The University as Border Control


  • Lou Dear University of Glasgow


International education, international students, colonialism, neoliberalism


This article outlines the manifestations of state border control in British universities. Bordering practices in universities include, monitoring international students in classrooms on behalf of the government (through the Tier 4 visa regime) and Prevent legislation (the controversial statutory obligation to monitor students for signs of extremism and radicalisation). Prevent has been characterised as thought-policing and has implications for freedom of thought, expression and assembly. Monitoring of this kind reproduces and extends institutionalised racism in universities. The article considers the implications of border control for international education, educational rights and pedagogies. The proposition of the university as border control is situated here in a context of historic institutional entanglement with empire and capital. It examines the British system with a view to beginning comparative analysis of international educational systems and their imbrication with state border control.

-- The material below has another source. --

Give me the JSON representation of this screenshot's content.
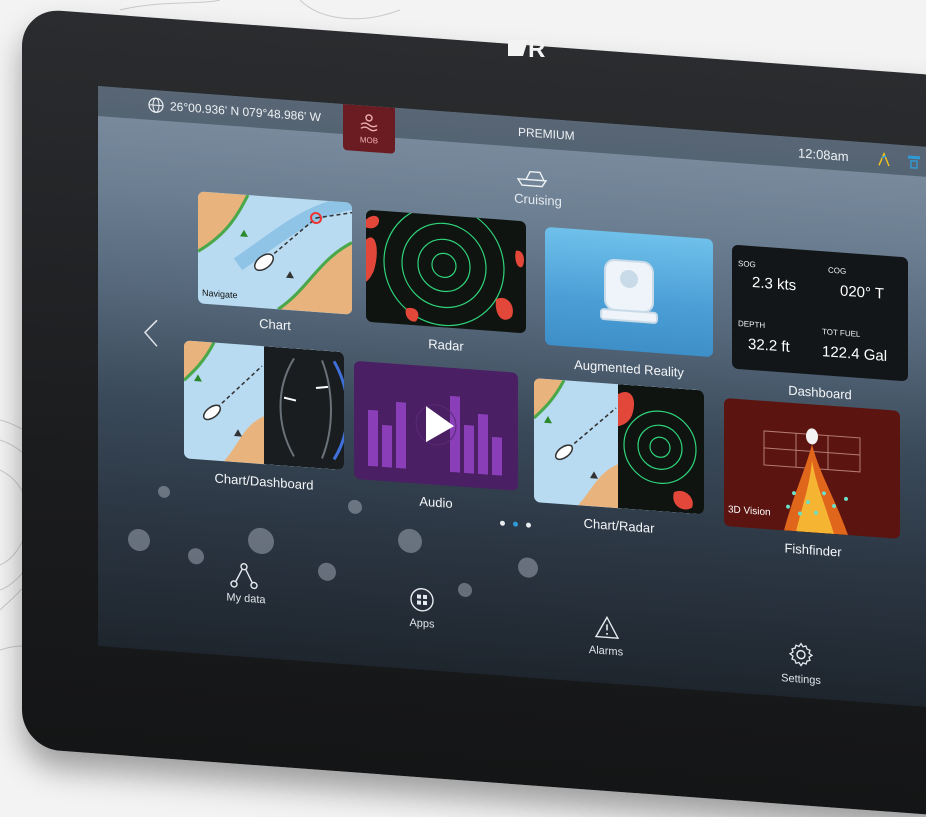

Author Biography

Lou Dear, University of Glasgow

Lou Dear is a doctoral candidate at the University of Glasgow. Research interests include: the politics of education; colonialism and education; decolonisation; postcolonial literature and theory. Lou has published peer reviewed research in the Open Library of the Humanities, and has several book chapters forthcoming in collections published my Routledge and Palgrave Macmillan.






Vol 17(1) Special Edition